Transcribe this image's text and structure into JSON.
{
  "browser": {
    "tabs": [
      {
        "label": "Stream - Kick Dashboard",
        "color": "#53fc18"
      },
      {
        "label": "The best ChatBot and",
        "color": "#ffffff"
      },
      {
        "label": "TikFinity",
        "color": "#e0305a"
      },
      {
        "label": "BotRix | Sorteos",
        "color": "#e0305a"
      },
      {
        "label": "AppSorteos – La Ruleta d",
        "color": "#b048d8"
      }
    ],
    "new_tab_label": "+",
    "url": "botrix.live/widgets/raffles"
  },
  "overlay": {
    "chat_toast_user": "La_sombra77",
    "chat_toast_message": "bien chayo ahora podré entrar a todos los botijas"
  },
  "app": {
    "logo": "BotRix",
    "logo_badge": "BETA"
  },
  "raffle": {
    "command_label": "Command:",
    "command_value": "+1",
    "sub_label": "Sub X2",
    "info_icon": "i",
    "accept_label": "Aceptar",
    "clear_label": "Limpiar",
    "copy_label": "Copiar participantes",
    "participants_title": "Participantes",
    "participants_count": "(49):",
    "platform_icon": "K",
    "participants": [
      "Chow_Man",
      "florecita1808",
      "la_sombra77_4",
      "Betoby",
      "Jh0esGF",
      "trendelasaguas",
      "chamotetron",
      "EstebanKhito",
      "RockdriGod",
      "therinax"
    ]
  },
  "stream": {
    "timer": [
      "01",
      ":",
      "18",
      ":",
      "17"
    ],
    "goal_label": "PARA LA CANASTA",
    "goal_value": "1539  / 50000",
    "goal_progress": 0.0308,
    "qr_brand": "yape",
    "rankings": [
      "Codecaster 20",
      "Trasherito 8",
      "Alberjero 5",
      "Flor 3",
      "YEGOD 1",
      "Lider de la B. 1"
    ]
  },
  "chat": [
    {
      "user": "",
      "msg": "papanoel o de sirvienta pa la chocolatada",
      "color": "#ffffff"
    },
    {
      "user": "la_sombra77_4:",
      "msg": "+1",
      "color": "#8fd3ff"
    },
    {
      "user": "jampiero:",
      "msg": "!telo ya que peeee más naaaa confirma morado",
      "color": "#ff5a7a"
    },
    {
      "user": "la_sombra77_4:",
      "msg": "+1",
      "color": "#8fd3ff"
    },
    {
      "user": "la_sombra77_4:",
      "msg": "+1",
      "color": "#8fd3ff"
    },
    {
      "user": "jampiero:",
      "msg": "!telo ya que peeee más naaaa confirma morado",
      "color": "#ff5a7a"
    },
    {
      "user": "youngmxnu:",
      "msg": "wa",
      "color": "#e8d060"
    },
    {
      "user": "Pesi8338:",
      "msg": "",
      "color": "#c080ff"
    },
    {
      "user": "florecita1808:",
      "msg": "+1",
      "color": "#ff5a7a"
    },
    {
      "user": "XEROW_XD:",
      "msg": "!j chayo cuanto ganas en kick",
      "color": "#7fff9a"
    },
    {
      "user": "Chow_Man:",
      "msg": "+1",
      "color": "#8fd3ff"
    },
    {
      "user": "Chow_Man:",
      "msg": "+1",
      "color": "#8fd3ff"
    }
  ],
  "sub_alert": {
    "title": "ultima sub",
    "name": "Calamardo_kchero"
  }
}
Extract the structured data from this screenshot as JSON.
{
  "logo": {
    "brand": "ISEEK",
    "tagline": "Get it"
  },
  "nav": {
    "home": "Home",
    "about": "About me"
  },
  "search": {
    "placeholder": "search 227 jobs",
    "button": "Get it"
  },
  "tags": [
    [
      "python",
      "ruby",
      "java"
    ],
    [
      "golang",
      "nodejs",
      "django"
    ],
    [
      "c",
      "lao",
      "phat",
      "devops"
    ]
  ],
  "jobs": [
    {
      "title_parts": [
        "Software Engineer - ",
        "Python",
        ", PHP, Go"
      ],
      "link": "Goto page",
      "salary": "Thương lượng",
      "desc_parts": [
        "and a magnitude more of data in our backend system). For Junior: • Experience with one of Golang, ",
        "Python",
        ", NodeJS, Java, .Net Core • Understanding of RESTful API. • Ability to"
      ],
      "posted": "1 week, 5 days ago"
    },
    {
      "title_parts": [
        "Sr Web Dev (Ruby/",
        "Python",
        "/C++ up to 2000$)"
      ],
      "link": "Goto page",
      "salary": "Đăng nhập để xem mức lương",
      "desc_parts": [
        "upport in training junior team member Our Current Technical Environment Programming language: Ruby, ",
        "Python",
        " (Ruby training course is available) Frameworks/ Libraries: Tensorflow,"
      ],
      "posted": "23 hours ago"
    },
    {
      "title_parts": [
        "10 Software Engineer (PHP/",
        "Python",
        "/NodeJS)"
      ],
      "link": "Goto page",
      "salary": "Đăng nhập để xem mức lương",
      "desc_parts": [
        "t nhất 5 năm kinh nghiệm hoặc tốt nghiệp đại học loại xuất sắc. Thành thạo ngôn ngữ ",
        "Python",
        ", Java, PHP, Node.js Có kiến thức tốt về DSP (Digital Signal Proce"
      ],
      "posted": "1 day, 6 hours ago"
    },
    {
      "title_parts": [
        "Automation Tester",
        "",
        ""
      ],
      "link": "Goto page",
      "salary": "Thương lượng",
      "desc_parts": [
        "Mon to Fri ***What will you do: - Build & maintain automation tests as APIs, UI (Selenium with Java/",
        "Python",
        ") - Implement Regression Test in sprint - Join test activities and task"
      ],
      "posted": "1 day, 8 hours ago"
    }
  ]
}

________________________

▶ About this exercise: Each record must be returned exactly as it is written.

▶ Answer to this problem:
Transcribe this image's text and structure into JSON.
{
  "browser": {
    "tabs": [
      {
        "label": "Stream - Kick Dashboard",
        "color": "#53fc18"
      },
      {
        "label": "The best ChatBot and",
        "color": "#ffffff"
      },
      {
        "label": "TikFinity",
        "color": "#e0305a"
      },
      {
        "label": "BotRix | Sorteos",
        "color": "#e0305a"
      },
      {
        "label": "AppSorteos – La Ruleta d",
        "color": "#b048d8"
      }
    ],
    "new_tab_label": "+",
    "url": "botrix.live/widgets/raffles"
  },
  "overlay": {
    "chat_toast_user": "La_sombra77",
    "chat_toast_message": "bien chayo ahora podré entrar a todos los botijas"
  },
  "app": {
    "logo": "BotRix",
    "logo_badge": "BETA"
  },
  "raffle": {
    "command_label": "Command:",
    "command_value": "+1",
    "sub_label": "Sub X2",
    "info_icon": "i",
    "accept_label": "Aceptar",
    "clear_label": "Limpiar",
    "copy_label": "Copiar participantes",
    "participants_title": "Participantes",
    "participants_count": "(49):",
    "platform_icon": "K",
    "participants": [
      "Chow_Man",
      "florecita1808",
      "la_sombra77_4",
      "Betoby",
      "Jh0esGF",
      "trendelasaguas",
      "chamotetron",
      "EstebanKhito",
      "RockdriGod",
      "therinax"
    ]
  },
  "stream": {
    "timer": [
      "01",
      ":",
      "18",
      ":",
      "17"
    ],
    "goal_label": "PARA LA CANASTA",
    "goal_value": "1539  / 50000",
    "goal_progress": 0.0308,
    "qr_brand": "yape",
    "rankings": [
      "Codecaster 20",
      "Trasherito 8",
      "Alberjero 5",
      "Flor 3",
      "YEGOD 1",
      "Lider de la B. 1"
    ]
  },
  "chat": [
    {
      "user": "",
      "msg": "papanoel o de sirvienta pa la chocolatada",
      "color": "#ffffff"
    },
    {
      "user": "la_sombra77_4:",
      "msg": "+1",
      "color": "#8fd3ff"
    },
    {
      "user": "jampiero:",
      "msg": "!telo ya que peeee más naaaa confirma morado",
      "color": "#ff5a7a"
    },
    {
      "user": "la_sombra77_4:",
      "msg": "+1",
      "color": "#8fd3ff"
    },
    {
      "user": "la_sombra77_4:",
      "msg": "+1",
      "color": "#8fd3ff"
    },
    {
      "user": "jampiero:",
      "msg": "!telo ya que peeee más naaaa confirma morado",
      "color": "#ff5a7a"
    },
    {
      "user": "youngmxnu:",
      "msg": "wa",
      "color": "#e8d060"
    },
    {
      "user": "Pesi8338:",
      "msg": "",
      "color": "#c080ff"
    },
    {
      "user": "florecita1808:",
      "msg": "+1",
      "color": "#ff5a7a"
    },
    {
      "user": "XEROW_XD:",
      "msg": "!j chayo cuanto ganas en kick",
      "color": "#7fff9a"
    },
    {
      "user": "Chow_Man:",
      "msg": "+1",
      "color": "#8fd3ff"
    },
    {
      "user": "Chow_Man:",
      "msg": "+1",
      "color": "#8fd3ff"
    }
  ],
  "sub_alert": {
    "title": "ultima sub",
    "name": "Calamardo_kchero"
  }
}
Extract the structured data from this screenshot as JSON.
{
  "logo": {
    "brand": "ISEEK",
    "tagline": "Get it"
  },
  "nav": {
    "home": "Home",
    "about": "About me"
  },
  "search": {
    "placeholder": "search 227 jobs",
    "button": "Get it"
  },
  "tags": [
    [
      "python",
      "ruby",
      "java"
    ],
    [
      "golang",
      "nodejs",
      "django"
    ],
    [
      "c",
      "lao",
      "phat",
      "devops"
    ]
  ],
  "jobs": [
    {
      "title_parts": [
        "Software Engineer - ",
        "Python",
        ", PHP, Go"
      ],
      "link": "Goto page",
      "salary": "Thương lượng",
      "desc_parts": [
        "and a magnitude more of data in our backend system). For Junior: • Experience with one of Golang, ",
        "Python",
        ", NodeJS, Java, .Net Core • Understanding of RESTful API. • Ability to"
      ],
      "posted": "1 week, 5 days ago"
    },
    {
      "title_parts": [
        "Sr Web Dev (Ruby/",
        "Python",
        "/C++ up to 2000$)"
      ],
      "link": "Goto page",
      "salary": "Đăng nhập để xem mức lương",
      "desc_parts": [
        "upport in training junior team member Our Current Technical Environment Programming language: Ruby, ",
        "Python",
        " (Ruby training course is available) Frameworks/ Libraries: Tensorflow,"
      ],
      "posted": "23 hours ago"
    },
    {
      "title_parts": [
        "10 Software Engineer (PHP/",
        "Python",
        "/NodeJS)"
      ],
      "link": "Goto page",
      "salary": "Đăng nhập để xem mức lương",
      "desc_parts": [
        "t nhất 5 năm kinh nghiệm hoặc tốt nghiệp đại học loại xuất sắc. Thành thạo ngôn ngữ ",
        "Python",
        ", Java, PHP, Node.js Có kiến thức tốt về DSP (Digital Signal Proce"
      ],
      "posted": "1 day, 6 hours ago"
    },
    {
      "title_parts": [
        "Automation Tester",
        "",
        ""
      ],
      "link": "Goto page",
      "salary": "Thương lượng",
      "desc_parts": [
        "Mon to Fri ***What will you do: - Build & maintain automation tests as APIs, UI (Selenium with Java/",
        "Python",
        ") - Implement Regression Test in sprint - Join test activities and task"
      ],
      "posted": "1 day, 8 hours ago"
    }
  ]
}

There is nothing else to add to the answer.